* **EXERCISE OBJECTIVE**: Each entry that follows should be retyped exactly.

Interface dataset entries
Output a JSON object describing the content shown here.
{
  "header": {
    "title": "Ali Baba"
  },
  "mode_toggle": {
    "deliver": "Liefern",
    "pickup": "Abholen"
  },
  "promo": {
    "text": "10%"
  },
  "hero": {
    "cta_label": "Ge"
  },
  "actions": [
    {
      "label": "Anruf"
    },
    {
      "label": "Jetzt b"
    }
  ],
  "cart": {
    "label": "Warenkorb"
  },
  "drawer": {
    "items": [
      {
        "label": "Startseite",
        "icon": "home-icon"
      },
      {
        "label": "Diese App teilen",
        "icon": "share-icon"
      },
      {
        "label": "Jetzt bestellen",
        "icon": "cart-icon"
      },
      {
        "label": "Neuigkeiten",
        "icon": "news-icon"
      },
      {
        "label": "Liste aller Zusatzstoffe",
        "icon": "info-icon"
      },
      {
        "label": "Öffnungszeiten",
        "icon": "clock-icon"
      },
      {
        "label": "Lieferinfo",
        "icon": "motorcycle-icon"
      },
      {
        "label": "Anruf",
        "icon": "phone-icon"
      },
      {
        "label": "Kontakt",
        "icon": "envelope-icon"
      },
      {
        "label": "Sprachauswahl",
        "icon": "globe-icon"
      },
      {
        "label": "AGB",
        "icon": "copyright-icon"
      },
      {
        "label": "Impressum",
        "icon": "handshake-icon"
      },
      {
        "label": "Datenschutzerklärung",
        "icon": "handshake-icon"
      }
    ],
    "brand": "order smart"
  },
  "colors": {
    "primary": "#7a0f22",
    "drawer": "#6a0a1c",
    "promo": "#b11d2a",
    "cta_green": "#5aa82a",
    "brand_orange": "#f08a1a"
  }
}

* **RESPONSE**:
Output a JSON object describing the content shown here.
{
  "header": {
    "title": "Ali Baba"
  },
  "mode_toggle": {
    "deliver": "Liefern",
    "pickup": "Abholen"
  },
  "promo": {
    "text": "10%"
  },
  "hero": {
    "cta_label": "Ge"
  },
  "actions": [
    {
      "label": "Anruf"
    },
    {
      "label": "Jetzt b"
    }
  ],
  "cart": {
    "label": "Warenkorb"
  },
  "drawer": {
    "items": [
      {
        "label": "Startseite",
        "icon": "home-icon"
      },
      {
        "label": "Diese App teilen",
        "icon": "share-icon"
      },
      {
        "label": "Jetzt bestellen",
        "icon": "cart-icon"
      },
      {
        "label": "Neuigkeiten",
        "icon": "news-icon"
      },
      {
        "label": "Liste aller Zusatzstoffe",
        "icon": "info-icon"
      },
      {
        "label": "Öffnungszeiten",
        "icon": "clock-icon"
      },
      {
        "label": "Lieferinfo",
        "icon": "motorcycle-icon"
      },
      {
        "label": "Anruf",
        "icon": "phone-icon"
      },
      {
        "label": "Kontakt",
        "icon": "envelope-icon"
      },
      {
        "label": "Sprachauswahl",
        "icon": "globe-icon"
      },
      {
        "label": "AGB",
        "icon": "copyright-icon"
      },
      {
        "label": "Impressum",
        "icon": "handshake-icon"
      },
      {
        "label": "Datenschutzerklärung",
        "icon": "handshake-icon"
      }
    ],
    "brand": "order smart"
  },
  "colors": {
    "primary": "#7a0f22",
    "drawer": "#6a0a1c",
    "promo": "#b11d2a",
    "cta_green": "#5aa82a",
    "brand_orange": "#f08a1a"
  }
}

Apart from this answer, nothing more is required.